Praying and taking drugs are two very different things. But a new study shows our brains may react to both in a similar way. Researchers at the University of Utah said that although 5.8 billion people worldwide are religiously affiliated, little has so far been known about how brains react to religious experience. So they designed an experiment that studied brain activity of 19 devout, young Mormons as they were performing a variety of tasks.
- Neuroscientists have been studying the effect religion has on our brains using neuroimaging techniques such as functional magnetic resonance imaging (fMRI).
- Researchers from the University of Utah School of Medicine, led by Dr. Jeff Anderson, Ph.D., created an environment conducive to religious experience and examined the brains of 19 young adult Mormons using neuroimaging techniques.

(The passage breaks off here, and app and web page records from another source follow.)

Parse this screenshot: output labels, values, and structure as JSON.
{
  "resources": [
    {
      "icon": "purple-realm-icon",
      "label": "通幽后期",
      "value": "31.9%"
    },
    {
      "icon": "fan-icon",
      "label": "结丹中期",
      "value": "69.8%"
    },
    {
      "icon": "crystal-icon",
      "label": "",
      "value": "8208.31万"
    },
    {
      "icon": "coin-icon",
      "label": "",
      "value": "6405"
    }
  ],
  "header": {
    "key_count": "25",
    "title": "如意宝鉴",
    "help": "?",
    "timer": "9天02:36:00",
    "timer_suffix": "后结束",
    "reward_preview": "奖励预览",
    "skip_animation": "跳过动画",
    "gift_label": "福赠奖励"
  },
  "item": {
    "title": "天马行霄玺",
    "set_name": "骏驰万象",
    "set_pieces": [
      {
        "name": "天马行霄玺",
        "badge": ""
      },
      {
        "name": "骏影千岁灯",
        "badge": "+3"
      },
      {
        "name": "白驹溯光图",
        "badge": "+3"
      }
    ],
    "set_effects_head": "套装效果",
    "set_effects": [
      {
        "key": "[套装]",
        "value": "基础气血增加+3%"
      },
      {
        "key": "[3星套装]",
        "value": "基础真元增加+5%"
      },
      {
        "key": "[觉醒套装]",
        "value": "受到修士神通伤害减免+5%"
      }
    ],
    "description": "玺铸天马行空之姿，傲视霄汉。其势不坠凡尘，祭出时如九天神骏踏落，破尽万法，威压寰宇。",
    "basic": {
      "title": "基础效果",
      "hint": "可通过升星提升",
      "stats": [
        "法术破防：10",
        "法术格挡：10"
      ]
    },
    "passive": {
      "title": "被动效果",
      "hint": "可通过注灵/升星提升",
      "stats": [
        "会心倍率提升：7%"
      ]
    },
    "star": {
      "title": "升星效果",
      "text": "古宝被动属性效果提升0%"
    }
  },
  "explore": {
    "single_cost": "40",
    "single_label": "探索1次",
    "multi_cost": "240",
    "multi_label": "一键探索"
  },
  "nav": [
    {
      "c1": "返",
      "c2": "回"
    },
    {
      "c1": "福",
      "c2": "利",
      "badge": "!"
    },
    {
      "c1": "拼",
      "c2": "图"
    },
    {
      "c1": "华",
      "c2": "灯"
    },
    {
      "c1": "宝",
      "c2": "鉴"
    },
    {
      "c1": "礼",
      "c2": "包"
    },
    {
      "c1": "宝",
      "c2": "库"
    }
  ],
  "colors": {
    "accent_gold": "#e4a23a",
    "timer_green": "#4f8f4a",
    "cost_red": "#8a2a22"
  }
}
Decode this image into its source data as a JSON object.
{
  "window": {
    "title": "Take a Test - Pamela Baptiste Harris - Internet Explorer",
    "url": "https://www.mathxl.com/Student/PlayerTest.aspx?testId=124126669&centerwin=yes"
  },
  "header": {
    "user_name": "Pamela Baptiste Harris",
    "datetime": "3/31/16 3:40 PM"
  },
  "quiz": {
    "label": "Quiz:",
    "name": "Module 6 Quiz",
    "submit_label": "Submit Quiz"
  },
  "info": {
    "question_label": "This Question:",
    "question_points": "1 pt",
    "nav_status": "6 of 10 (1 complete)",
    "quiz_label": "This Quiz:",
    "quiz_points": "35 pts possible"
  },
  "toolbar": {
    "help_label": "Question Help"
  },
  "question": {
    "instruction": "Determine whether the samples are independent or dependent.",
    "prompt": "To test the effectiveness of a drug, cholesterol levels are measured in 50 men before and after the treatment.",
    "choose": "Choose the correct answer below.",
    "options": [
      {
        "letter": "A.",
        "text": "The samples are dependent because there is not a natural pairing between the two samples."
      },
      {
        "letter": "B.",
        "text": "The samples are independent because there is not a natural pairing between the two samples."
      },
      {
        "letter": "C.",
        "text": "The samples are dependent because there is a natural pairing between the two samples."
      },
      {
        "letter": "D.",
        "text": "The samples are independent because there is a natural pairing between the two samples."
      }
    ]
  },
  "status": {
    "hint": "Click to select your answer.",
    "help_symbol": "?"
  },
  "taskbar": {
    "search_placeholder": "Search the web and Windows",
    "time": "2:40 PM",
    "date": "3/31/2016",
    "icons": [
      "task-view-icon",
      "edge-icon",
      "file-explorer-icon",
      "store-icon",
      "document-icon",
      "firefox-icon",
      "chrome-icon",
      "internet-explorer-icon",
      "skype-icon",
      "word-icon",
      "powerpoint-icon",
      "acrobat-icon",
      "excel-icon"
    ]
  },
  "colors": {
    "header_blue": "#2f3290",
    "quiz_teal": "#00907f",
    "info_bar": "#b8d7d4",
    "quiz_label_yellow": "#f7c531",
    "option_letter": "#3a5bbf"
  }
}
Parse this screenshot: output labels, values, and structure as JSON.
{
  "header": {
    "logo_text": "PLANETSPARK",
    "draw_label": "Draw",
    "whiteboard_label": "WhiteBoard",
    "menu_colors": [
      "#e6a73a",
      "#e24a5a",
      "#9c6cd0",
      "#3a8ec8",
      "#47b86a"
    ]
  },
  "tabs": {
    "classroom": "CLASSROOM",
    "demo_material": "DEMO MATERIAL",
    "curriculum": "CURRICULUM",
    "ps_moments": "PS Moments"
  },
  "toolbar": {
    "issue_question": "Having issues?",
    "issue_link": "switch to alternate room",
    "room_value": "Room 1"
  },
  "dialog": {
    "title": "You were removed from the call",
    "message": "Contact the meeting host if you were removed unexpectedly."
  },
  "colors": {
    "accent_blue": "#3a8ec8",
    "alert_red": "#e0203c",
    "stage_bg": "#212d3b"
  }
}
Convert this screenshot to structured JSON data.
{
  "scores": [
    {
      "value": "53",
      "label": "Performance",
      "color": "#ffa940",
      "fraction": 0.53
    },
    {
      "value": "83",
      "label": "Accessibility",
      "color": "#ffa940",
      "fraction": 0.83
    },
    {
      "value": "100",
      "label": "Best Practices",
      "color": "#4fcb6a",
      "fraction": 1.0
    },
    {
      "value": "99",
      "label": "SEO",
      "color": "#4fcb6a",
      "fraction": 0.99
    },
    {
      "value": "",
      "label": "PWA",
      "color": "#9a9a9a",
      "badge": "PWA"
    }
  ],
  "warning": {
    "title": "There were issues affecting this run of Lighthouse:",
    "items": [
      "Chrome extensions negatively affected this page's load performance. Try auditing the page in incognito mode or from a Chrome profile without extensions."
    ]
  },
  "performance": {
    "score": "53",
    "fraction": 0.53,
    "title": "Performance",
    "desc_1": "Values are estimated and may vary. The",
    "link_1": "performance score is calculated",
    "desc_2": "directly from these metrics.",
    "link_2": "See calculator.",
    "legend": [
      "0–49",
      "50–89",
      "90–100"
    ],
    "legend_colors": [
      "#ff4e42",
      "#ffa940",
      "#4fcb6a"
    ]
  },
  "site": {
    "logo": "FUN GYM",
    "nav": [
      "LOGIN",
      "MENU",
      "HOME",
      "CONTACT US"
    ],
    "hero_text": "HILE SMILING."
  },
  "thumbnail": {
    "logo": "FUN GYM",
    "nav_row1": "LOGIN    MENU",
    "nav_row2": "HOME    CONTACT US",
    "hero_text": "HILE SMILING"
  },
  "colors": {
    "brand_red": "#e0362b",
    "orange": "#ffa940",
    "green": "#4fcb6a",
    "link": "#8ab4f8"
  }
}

- After the neuroimaging session, each of the subjects also took part in a debriefing session where they were asked to describe and rate the quality of the religious experiences had during the brain-scanning session.
"Religious devotees reported progressive and sustained subjective experience during the scan. They identified feelings of peace and physical sensations of warmth."